-- Instructions to follow --
Copy every line from the one containing "Read all visible content and emit it as JSON." through the last line of the records below, both included, and nothing else.

######

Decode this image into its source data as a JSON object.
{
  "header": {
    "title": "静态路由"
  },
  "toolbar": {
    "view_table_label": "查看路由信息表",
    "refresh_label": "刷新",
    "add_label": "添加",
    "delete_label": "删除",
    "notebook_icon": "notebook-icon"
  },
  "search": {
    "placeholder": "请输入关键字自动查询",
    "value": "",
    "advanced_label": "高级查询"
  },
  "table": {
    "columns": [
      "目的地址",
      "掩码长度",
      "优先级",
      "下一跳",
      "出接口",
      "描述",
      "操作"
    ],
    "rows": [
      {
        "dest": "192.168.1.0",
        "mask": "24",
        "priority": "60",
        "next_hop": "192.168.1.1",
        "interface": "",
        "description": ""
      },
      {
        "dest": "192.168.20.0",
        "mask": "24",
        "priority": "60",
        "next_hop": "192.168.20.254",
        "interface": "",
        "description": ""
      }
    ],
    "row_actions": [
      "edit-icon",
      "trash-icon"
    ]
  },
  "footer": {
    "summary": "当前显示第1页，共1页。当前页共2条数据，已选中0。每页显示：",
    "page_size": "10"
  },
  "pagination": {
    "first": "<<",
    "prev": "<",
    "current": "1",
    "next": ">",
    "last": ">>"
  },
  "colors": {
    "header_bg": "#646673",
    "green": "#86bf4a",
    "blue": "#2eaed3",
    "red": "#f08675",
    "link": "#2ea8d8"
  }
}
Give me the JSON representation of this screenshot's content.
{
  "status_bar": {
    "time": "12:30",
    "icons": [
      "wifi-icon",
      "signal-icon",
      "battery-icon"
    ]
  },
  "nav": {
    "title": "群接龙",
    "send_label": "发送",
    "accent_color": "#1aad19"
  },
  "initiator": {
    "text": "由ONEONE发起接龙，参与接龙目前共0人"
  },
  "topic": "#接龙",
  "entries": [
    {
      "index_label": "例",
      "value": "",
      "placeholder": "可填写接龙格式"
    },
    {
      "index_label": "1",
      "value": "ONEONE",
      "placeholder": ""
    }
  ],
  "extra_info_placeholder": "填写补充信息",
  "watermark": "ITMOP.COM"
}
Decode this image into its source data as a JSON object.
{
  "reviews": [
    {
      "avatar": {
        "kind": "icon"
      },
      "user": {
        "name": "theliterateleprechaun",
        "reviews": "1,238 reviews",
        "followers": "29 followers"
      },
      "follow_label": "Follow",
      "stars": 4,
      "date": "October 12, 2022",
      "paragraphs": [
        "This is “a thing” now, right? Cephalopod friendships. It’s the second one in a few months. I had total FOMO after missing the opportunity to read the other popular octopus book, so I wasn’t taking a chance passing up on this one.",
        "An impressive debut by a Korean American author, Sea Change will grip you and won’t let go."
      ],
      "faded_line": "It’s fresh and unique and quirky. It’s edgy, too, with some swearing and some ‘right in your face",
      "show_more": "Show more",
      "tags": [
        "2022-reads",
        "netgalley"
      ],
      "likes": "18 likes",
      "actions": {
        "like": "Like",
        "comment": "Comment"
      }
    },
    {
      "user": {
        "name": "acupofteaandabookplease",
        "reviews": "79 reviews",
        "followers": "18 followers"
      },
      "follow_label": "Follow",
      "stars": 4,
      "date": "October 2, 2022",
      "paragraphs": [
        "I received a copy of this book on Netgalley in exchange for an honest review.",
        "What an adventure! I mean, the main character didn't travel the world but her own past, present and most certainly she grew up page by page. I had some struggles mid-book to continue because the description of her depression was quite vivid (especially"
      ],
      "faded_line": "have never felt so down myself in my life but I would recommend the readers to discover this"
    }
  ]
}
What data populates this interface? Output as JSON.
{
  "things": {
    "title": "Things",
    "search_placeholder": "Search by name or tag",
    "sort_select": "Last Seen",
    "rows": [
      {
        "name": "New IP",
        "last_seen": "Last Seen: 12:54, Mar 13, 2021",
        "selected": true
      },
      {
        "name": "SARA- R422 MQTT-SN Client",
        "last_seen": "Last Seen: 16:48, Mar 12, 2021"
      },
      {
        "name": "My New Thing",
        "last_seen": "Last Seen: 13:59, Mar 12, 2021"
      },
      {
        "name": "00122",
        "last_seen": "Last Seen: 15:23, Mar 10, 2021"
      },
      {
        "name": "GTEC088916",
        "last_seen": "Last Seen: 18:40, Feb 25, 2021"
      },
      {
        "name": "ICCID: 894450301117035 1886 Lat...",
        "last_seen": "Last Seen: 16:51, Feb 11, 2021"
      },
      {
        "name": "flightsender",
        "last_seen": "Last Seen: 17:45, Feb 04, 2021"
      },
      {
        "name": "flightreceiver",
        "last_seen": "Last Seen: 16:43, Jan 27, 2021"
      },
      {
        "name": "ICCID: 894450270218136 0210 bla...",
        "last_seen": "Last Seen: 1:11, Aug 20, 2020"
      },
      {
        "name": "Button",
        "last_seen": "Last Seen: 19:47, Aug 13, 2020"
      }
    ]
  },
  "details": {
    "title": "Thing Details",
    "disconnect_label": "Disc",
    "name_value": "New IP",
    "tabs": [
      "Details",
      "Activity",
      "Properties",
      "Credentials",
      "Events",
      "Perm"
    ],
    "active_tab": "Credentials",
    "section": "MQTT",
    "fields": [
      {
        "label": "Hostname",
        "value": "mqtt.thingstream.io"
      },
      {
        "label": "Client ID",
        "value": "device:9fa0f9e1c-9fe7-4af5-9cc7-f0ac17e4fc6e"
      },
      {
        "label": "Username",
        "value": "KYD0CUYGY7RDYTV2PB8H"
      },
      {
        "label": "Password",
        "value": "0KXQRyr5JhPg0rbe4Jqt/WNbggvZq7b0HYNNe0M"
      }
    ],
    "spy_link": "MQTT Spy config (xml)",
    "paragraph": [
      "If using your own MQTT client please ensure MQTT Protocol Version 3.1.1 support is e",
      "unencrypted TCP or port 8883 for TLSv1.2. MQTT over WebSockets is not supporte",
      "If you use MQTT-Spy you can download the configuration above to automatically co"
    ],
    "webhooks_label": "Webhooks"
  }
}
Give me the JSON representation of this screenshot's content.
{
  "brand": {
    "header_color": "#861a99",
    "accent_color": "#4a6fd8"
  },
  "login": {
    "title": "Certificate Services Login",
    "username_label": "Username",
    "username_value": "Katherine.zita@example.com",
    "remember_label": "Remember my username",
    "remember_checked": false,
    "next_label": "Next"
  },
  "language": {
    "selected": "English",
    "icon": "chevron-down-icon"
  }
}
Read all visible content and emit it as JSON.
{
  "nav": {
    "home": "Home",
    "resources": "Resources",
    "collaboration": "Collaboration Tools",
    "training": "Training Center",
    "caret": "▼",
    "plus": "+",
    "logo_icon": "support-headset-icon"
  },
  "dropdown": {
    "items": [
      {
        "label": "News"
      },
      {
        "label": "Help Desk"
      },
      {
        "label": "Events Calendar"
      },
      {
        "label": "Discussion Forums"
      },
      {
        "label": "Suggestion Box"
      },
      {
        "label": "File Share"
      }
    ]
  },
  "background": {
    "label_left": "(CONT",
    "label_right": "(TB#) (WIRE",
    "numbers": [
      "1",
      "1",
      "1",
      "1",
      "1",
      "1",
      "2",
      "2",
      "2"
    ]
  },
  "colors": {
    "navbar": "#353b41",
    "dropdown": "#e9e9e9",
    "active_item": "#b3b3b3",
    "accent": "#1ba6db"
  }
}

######

-- Response to this task --
Read all visible content and emit it as JSON.
{
  "nav": {
    "home": "Home",
    "resources": "Resources",
    "collaboration": "Collaboration Tools",
    "training": "Training Center",
    "caret": "▼",
    "plus": "+",
    "logo_icon": "support-headset-icon"
  },
  "dropdown": {
    "items": [
      {
        "label": "News"
      },
      {
        "label": "Help Desk"
      },
      {
        "label": "Events Calendar"
      },
      {
        "label": "Discussion Forums"
      },
      {
        "label": "Suggestion Box"
      },
      {
        "label": "File Share"
      }
    ]
  },
  "background": {
    "label_left": "(CONT",
    "label_right": "(TB#) (WIRE",
    "numbers": [
      "1",
      "1",
      "1",
      "1",
      "1",
      "1",
      "2",
      "2",
      "2"
    ]
  },
  "colors": {
    "navbar": "#353b41",
    "dropdown": "#e9e9e9",
    "active_item": "#b3b3b3",
    "accent": "#1ba6db"
  }
}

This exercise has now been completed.